If you don't like stories about cowboys and Indians and horses and rough language and saloon girls and whiskey boats, then you won't like this at all. But if you like stories about dreams and love and courage and tenderness and friendship and redemption and mercy and justice, then I highly recommend it; the book or the film. The cast of characters includes Robert Duvall, Tommy Lee Jones, Rick Schroeder, Robert Urich, Angelica Huston, Danny Glover, and Diane Lane. I didn't quite finish watching it this weekend, but I came real close. I laughed at the banter between Gus and Call and was reminded of the beauty of male friendship that has nothing to do with brokeback mountains. I cried when they pulled out of Lonesome Dove for Montana (a cattleman's paradise) and was reassured that life's a journey. I flinched at the water moccasin scene where the young Irishman drowns and grieved when Jake Spoon spurred his horse and hung himself; danger and death are ever present. I grew restless at the sight of ole' Blue Duck, that half-breed and wished there didn't have to be a bad guy. But there does. I grinned at the sight of Lorena (Lori darlin') and witnessed the power and fragile nature of that known as "woman." I wished young Newt could find out who is true father is and felt the longing, always the longing for the father's words. I cheered when Call came to Newt's rescue as a good father does and realized actions do speak at least as loud as words. I was moved when Gus and Claire embraced after years apart and was reminded that regardless of the outcome, it's worth it to take risks, hope on dreams, try one more time, take the herd north.

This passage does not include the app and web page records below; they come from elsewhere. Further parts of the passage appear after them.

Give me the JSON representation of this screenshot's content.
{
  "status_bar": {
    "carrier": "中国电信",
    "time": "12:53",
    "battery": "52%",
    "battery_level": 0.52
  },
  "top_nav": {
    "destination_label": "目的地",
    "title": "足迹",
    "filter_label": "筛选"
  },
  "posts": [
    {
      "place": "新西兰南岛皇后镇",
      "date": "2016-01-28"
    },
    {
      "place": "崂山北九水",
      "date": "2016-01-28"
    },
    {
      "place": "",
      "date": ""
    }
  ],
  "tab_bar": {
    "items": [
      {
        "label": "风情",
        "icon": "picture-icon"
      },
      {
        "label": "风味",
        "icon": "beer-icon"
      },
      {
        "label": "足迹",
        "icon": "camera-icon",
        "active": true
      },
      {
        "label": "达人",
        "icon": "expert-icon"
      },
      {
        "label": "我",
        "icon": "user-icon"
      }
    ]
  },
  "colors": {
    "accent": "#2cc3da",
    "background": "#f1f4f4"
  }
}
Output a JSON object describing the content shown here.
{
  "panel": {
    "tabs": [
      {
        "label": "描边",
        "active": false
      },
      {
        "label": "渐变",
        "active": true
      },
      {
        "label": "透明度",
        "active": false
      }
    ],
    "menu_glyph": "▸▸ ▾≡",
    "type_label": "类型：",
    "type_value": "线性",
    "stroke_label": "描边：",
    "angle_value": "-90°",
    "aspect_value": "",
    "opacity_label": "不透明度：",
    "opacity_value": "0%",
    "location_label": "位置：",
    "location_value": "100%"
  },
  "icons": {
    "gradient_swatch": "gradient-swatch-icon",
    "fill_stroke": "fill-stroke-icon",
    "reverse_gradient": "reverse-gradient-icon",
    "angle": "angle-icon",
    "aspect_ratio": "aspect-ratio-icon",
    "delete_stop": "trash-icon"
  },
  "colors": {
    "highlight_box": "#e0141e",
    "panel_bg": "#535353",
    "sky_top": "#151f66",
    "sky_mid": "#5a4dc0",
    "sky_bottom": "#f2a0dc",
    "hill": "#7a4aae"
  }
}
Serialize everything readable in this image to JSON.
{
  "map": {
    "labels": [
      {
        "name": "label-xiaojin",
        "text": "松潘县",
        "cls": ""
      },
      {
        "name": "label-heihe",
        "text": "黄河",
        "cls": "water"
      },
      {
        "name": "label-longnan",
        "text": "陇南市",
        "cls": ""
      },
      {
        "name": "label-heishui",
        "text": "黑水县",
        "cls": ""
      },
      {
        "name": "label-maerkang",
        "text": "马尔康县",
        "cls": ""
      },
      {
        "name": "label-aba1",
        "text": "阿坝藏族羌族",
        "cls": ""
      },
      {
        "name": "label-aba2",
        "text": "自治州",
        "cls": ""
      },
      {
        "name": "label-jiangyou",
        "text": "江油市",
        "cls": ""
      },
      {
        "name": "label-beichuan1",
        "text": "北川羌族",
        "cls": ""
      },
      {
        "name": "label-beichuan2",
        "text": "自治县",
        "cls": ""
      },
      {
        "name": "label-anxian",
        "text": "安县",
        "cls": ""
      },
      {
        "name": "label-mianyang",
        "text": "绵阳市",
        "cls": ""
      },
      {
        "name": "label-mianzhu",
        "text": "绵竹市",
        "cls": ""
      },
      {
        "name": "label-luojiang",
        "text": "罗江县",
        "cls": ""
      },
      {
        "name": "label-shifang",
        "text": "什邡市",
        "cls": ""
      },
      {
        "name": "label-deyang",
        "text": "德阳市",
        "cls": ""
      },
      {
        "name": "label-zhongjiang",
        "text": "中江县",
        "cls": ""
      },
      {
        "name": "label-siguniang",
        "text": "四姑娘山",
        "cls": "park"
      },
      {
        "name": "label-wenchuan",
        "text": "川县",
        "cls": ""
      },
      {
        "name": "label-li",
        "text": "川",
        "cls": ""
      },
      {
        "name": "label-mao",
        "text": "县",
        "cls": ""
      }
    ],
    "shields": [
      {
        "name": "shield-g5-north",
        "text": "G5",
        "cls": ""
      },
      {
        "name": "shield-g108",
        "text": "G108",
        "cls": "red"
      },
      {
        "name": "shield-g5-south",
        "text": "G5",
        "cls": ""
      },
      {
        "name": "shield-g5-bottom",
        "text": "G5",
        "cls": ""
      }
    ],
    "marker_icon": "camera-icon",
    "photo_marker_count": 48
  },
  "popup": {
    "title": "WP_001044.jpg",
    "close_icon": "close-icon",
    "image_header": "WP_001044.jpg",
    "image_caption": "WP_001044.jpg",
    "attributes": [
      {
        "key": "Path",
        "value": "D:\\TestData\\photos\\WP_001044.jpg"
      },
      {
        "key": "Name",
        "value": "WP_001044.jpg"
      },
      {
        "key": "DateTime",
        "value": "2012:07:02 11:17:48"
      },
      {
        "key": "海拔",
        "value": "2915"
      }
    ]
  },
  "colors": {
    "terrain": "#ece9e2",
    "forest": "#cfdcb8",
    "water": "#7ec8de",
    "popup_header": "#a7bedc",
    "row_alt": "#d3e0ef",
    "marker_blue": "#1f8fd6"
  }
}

Call walked over and stood where the saloon had been. There was nothing left but pale ashes and a few charred boards. "When she left, Wanz couldn't stand it," Dillard said. "He sat in her room a month and then he burnt it." "Who?" Call asked, looking at the ashes. "The woman," Dillard whispered. "The woman. They say he missed that whore."